The particular “culture” to which teachers and educators need to understand and accomodate themselves to is the all-too-familiar “culture” fostered and supported not only by the contemporary academy, but a “culture” that teaches immorality as a way of life.  As reported by the article’s author (based upon interviews with students at Notre Dame - a Catholic university - students are driven to cheat by expectations fostered by the dominant “culture”:

“In terms of explaining student culture, Blum uses many of the student interviews to show how education has become to many students more an issue of credentialing and getting ahead than of any more idealistic love of learning. She quotes one student who admits that he sounds ‘awful,’ in describing decidedly unintellectual reasons for going to college and excelling there. ‘I think that knowledge is important to me, and to feel like I’m ahead of the game in a sense is important to me. And to move on the next step, whatever it is .. is also important.’  Students looking for the ‘next step; may not care as much as they should about actual learning, Blum suggests.”

That “next step” for a large number of students who regularly cheated to “get ahead” was doubtless those many firms on Wall Street (and their various cosmopolitan counterparts) where those who could cut corners received many of the greatest rewards.  We should not see this student “culture” as separate or separable from the “culture” that has led to our current economic and deeper moral crisis:  the mentality that encouraged widespread cheating as a means of achieving success at “the next step” was a deeply ingrained feature of the modern American psyche of success, not some temporary period of student hijinks that elders can nod at with knowing acquiescence.  Indeed, our elders are deeply implicated in this “culture”:  while we officially disapprove of plagiarism, the deeper lesson we have taught our young is that the goal and aim of life is SUCCESS defined by your status and wealth, not your character.  The shenanigans of our “elites” or “leaders” - Geithner, Daschle, et. al., is only a continuation of the widespread behavior of our class of elite students.  In the meantime, we eschew the language of “character” for the language of “ethics,” above all because character is a quality of person and soul that is embedded in a culture, while ethics is a detachable set of rationalizations that say very little about the sort of person that we are or the condition of our soul.  Our students know that they succeed only if they have achieved great success in the terms that our contemporary society defines such success.  Success is the job they land in cities like New York or London, not whether they are able to become upstanding and decent citizens of localities that stand or fall on the contributions of their civic leaders.  That is the reality and central lesson of our culture, not our self-deceived efforts to inculcate “ethics” through 15-minute online seminars.  Meanwhile, our clumsy efforts to catch those who take shortcuts is an encouragement not to any deeper lesson of character, but an encouragement to more clever forms of avoiding detection.

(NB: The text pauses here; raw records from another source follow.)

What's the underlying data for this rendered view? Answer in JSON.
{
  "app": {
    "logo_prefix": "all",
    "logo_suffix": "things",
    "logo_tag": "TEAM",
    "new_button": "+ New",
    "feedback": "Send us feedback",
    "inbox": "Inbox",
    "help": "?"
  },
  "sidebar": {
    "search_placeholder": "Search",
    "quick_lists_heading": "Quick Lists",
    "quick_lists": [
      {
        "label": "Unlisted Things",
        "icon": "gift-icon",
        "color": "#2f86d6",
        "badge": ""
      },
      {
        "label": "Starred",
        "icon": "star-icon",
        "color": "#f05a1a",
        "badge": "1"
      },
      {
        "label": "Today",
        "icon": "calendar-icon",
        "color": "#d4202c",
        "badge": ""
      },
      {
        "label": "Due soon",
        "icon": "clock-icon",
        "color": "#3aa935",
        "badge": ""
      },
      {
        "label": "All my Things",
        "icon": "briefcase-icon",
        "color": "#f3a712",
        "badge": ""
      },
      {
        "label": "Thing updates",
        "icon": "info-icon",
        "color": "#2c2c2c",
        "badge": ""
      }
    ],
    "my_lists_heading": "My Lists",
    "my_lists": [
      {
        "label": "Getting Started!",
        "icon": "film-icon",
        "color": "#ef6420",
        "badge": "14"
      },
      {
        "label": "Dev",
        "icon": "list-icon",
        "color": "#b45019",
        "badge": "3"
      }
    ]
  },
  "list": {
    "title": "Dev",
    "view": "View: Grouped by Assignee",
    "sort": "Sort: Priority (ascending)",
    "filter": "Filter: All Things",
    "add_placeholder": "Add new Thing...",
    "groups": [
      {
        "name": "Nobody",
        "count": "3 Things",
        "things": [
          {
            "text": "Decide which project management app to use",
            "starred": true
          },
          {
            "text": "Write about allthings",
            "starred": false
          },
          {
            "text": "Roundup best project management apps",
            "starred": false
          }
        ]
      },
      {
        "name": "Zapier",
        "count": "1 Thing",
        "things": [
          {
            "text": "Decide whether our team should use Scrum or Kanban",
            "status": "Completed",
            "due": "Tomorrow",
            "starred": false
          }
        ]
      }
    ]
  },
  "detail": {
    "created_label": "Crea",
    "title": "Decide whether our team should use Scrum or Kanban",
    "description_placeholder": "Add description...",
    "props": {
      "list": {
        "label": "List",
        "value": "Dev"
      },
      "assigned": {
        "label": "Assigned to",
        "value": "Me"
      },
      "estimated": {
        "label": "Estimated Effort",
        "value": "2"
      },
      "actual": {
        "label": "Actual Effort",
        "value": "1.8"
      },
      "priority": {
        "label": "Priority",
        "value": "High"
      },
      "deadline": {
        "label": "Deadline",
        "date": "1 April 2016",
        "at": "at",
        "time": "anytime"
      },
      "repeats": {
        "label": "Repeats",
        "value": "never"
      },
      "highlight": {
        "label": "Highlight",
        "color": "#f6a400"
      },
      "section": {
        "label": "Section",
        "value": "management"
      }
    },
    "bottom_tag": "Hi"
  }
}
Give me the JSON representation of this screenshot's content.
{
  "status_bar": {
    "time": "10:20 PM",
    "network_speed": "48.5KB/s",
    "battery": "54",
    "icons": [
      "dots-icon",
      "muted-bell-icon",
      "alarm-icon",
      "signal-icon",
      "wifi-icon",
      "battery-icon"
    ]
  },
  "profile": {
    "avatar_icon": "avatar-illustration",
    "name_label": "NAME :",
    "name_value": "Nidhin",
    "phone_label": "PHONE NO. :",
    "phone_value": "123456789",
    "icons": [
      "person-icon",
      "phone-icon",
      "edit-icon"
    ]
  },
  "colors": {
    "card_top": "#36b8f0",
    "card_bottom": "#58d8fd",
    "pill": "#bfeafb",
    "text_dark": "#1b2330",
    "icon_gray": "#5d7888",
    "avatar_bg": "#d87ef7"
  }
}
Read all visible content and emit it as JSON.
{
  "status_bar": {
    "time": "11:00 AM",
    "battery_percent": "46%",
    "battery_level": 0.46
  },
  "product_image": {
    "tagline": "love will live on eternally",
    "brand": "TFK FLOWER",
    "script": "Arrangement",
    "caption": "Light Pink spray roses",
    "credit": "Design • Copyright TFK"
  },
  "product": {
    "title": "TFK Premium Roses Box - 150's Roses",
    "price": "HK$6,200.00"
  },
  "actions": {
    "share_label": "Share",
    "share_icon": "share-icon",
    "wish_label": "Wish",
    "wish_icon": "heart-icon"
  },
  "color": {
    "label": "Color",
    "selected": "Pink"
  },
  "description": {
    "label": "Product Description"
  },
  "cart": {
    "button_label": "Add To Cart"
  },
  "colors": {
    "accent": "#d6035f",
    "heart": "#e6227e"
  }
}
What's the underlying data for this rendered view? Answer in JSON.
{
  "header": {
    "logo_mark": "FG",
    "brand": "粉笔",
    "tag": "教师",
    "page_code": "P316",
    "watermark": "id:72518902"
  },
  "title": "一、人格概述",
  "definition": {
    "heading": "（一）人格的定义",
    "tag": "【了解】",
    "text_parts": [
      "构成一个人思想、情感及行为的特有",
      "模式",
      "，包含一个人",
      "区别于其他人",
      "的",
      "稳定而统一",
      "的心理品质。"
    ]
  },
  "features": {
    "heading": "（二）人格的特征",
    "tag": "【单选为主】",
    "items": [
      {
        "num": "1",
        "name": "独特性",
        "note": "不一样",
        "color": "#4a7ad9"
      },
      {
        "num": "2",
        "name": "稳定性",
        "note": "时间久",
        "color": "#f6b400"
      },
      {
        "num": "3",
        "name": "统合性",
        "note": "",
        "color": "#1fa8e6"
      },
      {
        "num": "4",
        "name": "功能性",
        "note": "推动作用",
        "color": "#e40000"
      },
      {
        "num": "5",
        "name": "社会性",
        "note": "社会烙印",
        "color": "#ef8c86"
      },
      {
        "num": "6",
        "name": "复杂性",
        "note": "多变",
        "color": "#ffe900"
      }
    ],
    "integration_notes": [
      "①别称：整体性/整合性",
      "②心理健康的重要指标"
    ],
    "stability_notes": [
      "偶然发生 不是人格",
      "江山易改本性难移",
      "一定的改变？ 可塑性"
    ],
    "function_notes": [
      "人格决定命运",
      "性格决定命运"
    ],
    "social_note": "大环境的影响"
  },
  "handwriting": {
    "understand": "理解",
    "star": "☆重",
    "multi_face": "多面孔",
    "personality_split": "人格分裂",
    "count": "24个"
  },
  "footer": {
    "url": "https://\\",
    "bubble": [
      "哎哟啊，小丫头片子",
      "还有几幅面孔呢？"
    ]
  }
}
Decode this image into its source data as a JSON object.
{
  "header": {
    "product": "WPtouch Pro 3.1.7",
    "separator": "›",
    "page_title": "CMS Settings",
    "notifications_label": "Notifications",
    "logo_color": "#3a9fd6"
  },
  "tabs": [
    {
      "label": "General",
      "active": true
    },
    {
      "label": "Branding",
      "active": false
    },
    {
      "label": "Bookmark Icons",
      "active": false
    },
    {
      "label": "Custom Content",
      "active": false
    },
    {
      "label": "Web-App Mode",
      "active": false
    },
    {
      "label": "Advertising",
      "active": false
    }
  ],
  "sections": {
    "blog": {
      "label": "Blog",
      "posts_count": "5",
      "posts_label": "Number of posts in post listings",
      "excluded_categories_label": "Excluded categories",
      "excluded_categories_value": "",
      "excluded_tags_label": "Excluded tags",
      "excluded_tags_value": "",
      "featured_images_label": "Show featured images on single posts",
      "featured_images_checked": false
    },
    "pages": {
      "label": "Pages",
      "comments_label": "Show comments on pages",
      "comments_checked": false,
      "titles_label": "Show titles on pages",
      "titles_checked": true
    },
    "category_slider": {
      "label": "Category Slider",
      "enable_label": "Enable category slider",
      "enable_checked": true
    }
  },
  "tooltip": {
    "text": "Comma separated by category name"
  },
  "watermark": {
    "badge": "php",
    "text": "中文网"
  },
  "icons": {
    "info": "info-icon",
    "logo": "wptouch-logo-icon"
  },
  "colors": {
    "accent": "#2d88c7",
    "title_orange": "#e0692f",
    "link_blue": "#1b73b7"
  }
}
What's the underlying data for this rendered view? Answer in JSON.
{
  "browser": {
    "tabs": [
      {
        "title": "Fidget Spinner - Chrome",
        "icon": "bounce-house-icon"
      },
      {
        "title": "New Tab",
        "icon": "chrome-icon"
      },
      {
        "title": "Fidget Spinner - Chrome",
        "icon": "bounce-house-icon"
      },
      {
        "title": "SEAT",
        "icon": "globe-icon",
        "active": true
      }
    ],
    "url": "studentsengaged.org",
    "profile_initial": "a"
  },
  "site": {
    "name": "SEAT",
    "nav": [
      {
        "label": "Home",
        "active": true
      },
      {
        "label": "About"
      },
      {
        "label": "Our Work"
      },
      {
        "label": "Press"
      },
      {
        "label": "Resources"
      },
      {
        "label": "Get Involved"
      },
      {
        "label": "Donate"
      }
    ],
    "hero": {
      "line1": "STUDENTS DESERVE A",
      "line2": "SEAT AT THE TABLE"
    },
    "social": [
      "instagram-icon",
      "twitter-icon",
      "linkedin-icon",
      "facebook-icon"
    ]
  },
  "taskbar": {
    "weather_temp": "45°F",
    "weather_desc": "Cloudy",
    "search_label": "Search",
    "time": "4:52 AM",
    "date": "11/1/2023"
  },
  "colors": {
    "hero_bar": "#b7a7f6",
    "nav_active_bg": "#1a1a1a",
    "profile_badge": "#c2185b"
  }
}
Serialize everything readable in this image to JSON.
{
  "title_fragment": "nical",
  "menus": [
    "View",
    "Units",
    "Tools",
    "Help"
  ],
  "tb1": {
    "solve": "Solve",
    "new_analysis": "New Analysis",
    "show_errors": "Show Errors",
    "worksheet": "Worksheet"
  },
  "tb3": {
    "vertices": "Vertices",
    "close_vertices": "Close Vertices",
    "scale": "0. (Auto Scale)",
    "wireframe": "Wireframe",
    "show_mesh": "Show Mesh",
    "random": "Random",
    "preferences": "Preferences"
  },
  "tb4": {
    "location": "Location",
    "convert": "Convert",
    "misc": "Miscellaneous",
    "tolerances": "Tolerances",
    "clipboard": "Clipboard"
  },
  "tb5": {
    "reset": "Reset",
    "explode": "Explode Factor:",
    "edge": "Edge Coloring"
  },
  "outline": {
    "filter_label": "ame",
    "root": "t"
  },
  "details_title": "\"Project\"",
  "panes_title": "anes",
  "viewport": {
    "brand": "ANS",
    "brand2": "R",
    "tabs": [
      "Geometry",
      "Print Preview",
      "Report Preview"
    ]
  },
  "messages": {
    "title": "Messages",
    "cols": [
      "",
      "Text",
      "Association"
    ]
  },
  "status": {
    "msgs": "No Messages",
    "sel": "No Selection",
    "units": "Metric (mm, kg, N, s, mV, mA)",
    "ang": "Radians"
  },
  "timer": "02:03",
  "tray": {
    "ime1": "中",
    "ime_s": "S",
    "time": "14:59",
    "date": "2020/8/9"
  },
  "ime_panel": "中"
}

I agree with Professor Blum that understanding and attending to culture is vital, but I wholly reject the idea that one needs to capitulate to a culture which can be conceptually separated from ethics and morality.  To repair or foster a culture or ethic of responsible adulthood is the great challenge of our time, and one that our adults - parents, educators, clergy, and so on - are ill-equipped to help inculcate, at the deepest level because of a failure of culture itself, or better put, the rise of a deeply malformed and deforming “culture” that has undermined what culture is and ought to be.  We must indeed begin the long, slow, and difficult process of repair, and our time of crisis provides a very salutary moment for that process to begin.  Still, we must see clearly the obstacles that lie before us, beginning with our own complicity in the ills we might otherwise decry and seek to blame on this or that malevolent actor.  The repair of culture will begin with the effort to achieve a proper ordering of our own souls, and from there an encouragement of a proper ordering - and a genuine education - of the next generation.

Also Posted at What I Saw In America

Articles by Patrick J. Deneen


Show 0 comments